About half of my work involves troubleshooting why things go wrong. While I haven’t been in the forefront theoretical science in a while, at the very least, it’s things like this that somewhat satisfy my need to much around and experiment. My only issue is when I have to juggle the routine urgency of the hospital with the slow methodical approach of troubleshooting. In short, I’ve learned to slap something on and pray that it holds together until the next person takes over.
Some days though when I do have the time, I do like to sit down and geek out on the machines that serve me well. Much like the personal tech I surround myself with, lab instruments have a hum, an energy, a life of their own. I like to say because I’m a geek that I understand these machines more than most people in the lab. Some days I can’t stand to see these machines being mistreated because people lack the methodical patience and common sense to operate them properly. Which is why I still prefer to work alone, that way I know the machines won’t break down due to human error and I won’t have people in my way when I try to fix things.

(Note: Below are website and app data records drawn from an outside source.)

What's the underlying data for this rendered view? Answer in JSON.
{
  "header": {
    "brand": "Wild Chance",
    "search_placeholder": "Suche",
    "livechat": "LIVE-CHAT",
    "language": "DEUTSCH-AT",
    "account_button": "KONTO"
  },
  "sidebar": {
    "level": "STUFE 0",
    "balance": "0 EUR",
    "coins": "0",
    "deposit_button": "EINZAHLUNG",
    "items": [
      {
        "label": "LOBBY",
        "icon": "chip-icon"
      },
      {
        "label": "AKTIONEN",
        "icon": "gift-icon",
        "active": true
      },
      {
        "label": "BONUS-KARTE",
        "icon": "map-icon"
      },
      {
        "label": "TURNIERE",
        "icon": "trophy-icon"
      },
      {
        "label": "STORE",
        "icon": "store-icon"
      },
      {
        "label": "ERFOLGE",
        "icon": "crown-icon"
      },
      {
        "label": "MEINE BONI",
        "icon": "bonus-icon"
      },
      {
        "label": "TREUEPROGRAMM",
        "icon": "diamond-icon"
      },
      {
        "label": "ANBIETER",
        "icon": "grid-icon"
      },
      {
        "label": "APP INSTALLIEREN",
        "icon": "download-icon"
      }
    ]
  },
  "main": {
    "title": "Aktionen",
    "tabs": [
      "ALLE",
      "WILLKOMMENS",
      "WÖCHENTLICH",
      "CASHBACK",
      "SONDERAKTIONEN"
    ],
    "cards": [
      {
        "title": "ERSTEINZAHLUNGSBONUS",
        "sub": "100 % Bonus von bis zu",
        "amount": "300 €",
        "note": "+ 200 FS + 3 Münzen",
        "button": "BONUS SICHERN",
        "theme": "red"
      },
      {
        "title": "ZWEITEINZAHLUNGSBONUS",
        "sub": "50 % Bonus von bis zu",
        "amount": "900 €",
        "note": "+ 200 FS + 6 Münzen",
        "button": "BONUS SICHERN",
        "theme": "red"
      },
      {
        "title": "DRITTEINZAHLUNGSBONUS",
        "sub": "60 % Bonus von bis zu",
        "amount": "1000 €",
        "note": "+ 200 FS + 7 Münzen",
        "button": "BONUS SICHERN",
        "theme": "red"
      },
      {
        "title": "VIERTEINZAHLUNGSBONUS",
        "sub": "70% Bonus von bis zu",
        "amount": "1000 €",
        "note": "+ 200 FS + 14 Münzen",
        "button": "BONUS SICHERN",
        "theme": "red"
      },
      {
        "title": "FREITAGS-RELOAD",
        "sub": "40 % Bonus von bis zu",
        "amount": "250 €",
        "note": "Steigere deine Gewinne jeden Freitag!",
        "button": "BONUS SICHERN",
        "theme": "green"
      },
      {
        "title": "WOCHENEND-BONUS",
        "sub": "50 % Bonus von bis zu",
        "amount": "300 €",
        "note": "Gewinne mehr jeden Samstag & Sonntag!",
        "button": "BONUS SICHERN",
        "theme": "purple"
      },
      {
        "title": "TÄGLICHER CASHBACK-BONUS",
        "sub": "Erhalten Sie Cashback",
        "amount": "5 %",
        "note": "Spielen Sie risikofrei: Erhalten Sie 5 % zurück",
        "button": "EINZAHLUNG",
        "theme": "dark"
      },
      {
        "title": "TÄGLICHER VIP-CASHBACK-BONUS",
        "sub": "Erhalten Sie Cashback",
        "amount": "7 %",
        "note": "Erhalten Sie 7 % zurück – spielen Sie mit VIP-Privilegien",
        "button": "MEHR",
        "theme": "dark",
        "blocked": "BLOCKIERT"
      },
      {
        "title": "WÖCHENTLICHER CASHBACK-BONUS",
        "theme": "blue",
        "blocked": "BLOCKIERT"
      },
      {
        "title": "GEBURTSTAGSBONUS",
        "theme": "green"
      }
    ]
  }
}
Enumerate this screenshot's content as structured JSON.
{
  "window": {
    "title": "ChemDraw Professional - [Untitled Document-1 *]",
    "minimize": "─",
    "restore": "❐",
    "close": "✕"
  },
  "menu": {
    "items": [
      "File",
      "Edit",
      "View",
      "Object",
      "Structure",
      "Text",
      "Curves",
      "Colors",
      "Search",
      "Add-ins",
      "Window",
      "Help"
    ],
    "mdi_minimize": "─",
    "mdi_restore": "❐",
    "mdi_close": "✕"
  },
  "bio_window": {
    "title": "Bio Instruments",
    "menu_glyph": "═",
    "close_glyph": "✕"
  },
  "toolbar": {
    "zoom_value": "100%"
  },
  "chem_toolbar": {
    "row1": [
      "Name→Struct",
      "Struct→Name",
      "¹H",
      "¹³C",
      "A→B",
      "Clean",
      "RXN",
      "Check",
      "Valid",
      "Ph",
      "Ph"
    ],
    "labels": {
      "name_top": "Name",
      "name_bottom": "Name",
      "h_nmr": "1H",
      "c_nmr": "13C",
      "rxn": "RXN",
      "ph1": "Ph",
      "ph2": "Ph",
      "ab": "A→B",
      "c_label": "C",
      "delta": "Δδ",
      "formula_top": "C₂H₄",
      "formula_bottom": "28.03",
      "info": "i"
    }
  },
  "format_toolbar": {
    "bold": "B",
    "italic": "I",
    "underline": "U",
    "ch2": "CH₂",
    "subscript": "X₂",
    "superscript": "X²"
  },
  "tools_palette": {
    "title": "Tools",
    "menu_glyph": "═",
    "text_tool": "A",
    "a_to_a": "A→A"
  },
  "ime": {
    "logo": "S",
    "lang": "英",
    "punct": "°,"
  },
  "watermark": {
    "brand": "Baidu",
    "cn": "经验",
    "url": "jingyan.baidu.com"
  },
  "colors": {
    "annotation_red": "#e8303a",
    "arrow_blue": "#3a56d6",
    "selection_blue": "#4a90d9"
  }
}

Of course you can’t have everything in the world, so most times you have to think outside the box and deal with the situation as it comes along. Everything else is just minor details. Call it a work in progress. I’ll tell you when I’ve succeeded at that bit.